By Erin Bird
I’ve confessed this before, but I don’t prefer things that are “the same.” I personally like new experiences, new foods, new music… new everything. I tire of eating the same foods repeatedly. I rarely watch a move a second time. I regularly change up my swim workout. It seems about the only thing I like to be the same is change.
However, I’ve recently been learning to appreciate “sameness” and find pleasure in repeated experiences. For instance, I’ve been re-reading a series of fiction books because I’ve been realizing just how much I missed the first time through. By looking at the material again, I am coming to appreciate the book series more than ever.
The same should happen as we look at Jesus. He should never bore us. Rather, the more we look at Him, the more we should appreciate Him and the Gospel.
For the month of June, I want to do a short series I am calling The Same. Hebrews 13:8 tells us “Jesus Christ is the same yesterday, today, and forever.” So I thought it would be good for us to take a few weeks to look at the consistency of Christ throughout time, in hopes that it might help us as a church family to appreciate the “sameness” of Jesus all the more.
But in order for us to truly appreciate Christ’s consistency, we need to look first at who Jesus is.
When Peter and James were arrested by temple guards in Acts 3 for healing a man, they had to stand before the Sanhedrin (the Jewish high court – like our Supreme Court). As they were being questioned about the miracle, Peter said this:
“If we are being examined today concerning a good deed done to a crippled man, by what means this man has been healed, let it be known to all of you and to all the people of Israel that by the name of Jesus Christ of Nazareth, whom you crucified, whom God raised from the dead—by him this man is standing before you well. This Jesus is the stone that was rejected by you, the builders, which has become the cornerstone. And there is salvation in no one else, for there is no other name under heaven given among men by which we must be saved.” (Acts 4:9-12)
I love how Peter went about his defense. He first pointed to Jesus (“…by the name of Jesus Christ of Nazareth…”), clarified which Jesus he was talking about (“…whom you crucified, whom God raised…”), then to bring the emphasis home said, “This Jesus…” And with those words, Peter indicated just how unique and powerful Christ was and is.

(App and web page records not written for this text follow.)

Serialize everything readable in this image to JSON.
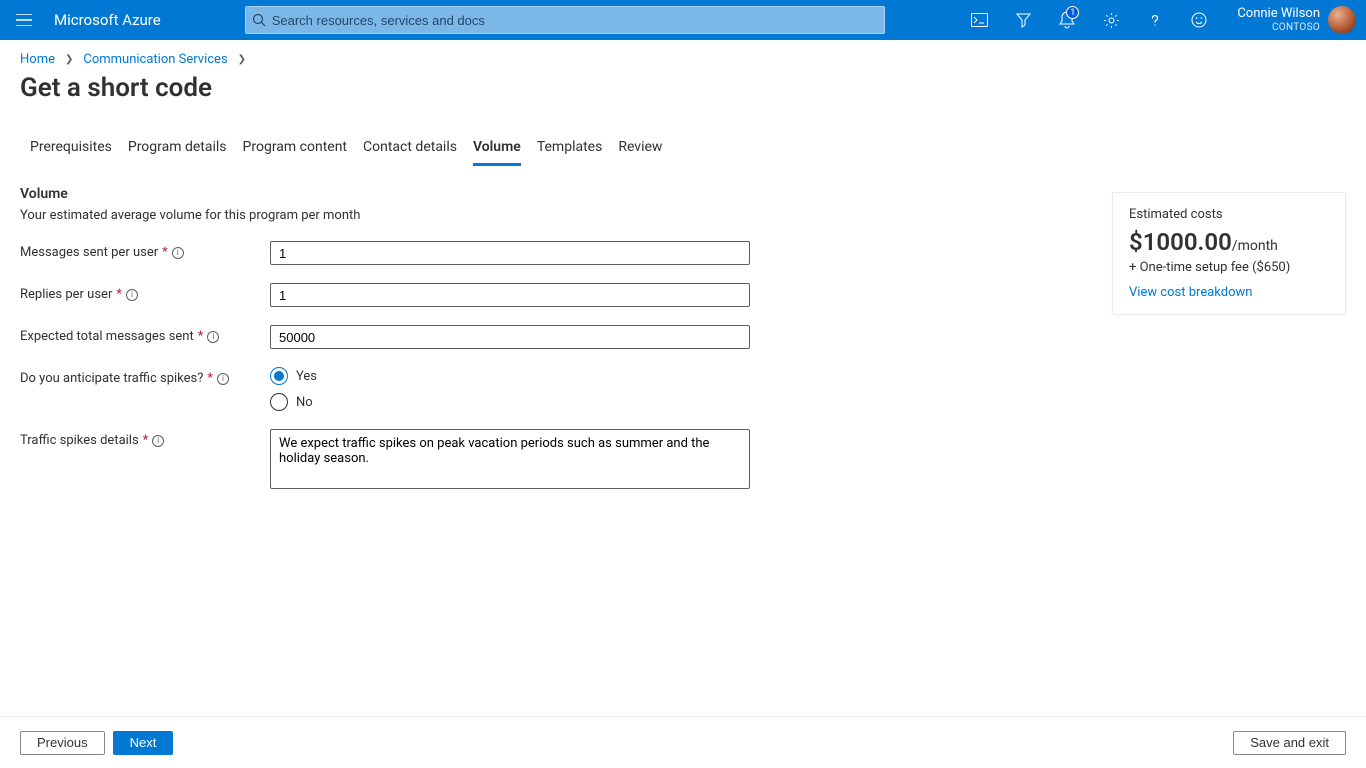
{
  "header": {
    "brand": "Microsoft Azure",
    "search_placeholder": "Search resources, services and docs",
    "notification_count": "1",
    "user_name": "Connie Wilson",
    "tenant": "CONTOSO"
  },
  "breadcrumb": {
    "items": [
      "Home",
      "Communication Services"
    ]
  },
  "page_title": "Get a short code",
  "tabs": [
    {
      "label": "Prerequisites"
    },
    {
      "label": "Program details"
    },
    {
      "label": "Program content"
    },
    {
      "label": "Contact details"
    },
    {
      "label": "Volume",
      "active": true
    },
    {
      "label": "Templates"
    },
    {
      "label": "Review"
    }
  ],
  "volume": {
    "heading": "Volume",
    "subheading": "Your estimated average volume for this program per month",
    "messages_sent_label": "Messages sent per user",
    "messages_sent_value": "1",
    "replies_label": "Replies per user",
    "replies_value": "1",
    "expected_total_label": "Expected total messages sent",
    "expected_total_value": "50000",
    "traffic_spikes_label": "Do you anticipate traffic spikes?",
    "traffic_yes": "Yes",
    "traffic_no": "No",
    "traffic_details_label": "Traffic spikes details",
    "traffic_details_value": "We expect traffic spikes on peak vacation periods such as summer and the holiday season."
  },
  "cost": {
    "label": "Estimated costs",
    "amount": "$1000.00",
    "suffix": "/month",
    "fee": "+ One-time setup fee ($650)",
    "link": "View cost breakdown"
  },
  "footer": {
    "previous": "Previous",
    "next": "Next",
    "save_exit": "Save and exit"
  }
}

Now, Peter was aware the priests on the Sanhedrin bench knew about Jesus. But they didn’t truly KNOW Jesus. So Peter made it clear who “This Jesus” was. He wanted them to realize just how special and divine Jesus was, so that they might do as Peter and the other disciples had chosen to do – be disciples of Jesus Christ of Nazareth, the one who was crucified, yet raised back to life.
Uniquely the Same
The uniqueness of Jesus is a crucial part of the Gospel. This is why the Apostle Paul gave this description of Jesus in his letter to the Colossians.
He is the image of the invisible God, the firstborn of all creation. For by him all things were created, in heaven and on earth, visible and invisible, whether thrones or dominions or rulers or authorities—all things were created through him and for him. And he is before all things, and in him all things hold together. And he is the head of the body, the church. He is the beginning, the firstborn from the dead, that in everything he might be preeminent. For in him all the fullness of God was pleased to dwell, and through him to reconcile to himself all things, whether on earth or in heaven, making peace by the blood of his cross. (Colossians 1:15-20)
The church in Colossae was the only church to whom Paul wrote a letter that he did not plant himself. It’s clear when you read verses 3 – 14 of chapter 1, he’s superexcited this church exists. However, because he didn’t plan this church himself, he wants to make sure they understand the gospel. And the central character in the gospel is Christ. He didn’t want them to fall for the human idea that Jesus was some grand teacher, or “elevated” human, or even just a god among many gods. That’s why he makes it ultra clear that Jesus is the one and only God. He is God the Son, second member of the Trinity, Creator of all things who has authority over all things (that is what is meant by “firstborn of all creation”) and is the reconciler of all things.
In other words – there is no one like Jesus! He is the only being in the entire universe who is fully God and fully human. He is the only human to have ever lived a sinless life. He is the first and last, the beginning and end, the Risen One. He isn’t some fickle God. He isn’t inconsistent or unreliable. He doesn’t act based upon His current mood. He is the same Jesus yesterday, today, and forever.
And so because of the unique awesomeness of this Jesus, over the next three weeks we will look at the consistent sameness of Jesus, which I hope will be incredibly comforting and encouraging in an ever-changing world.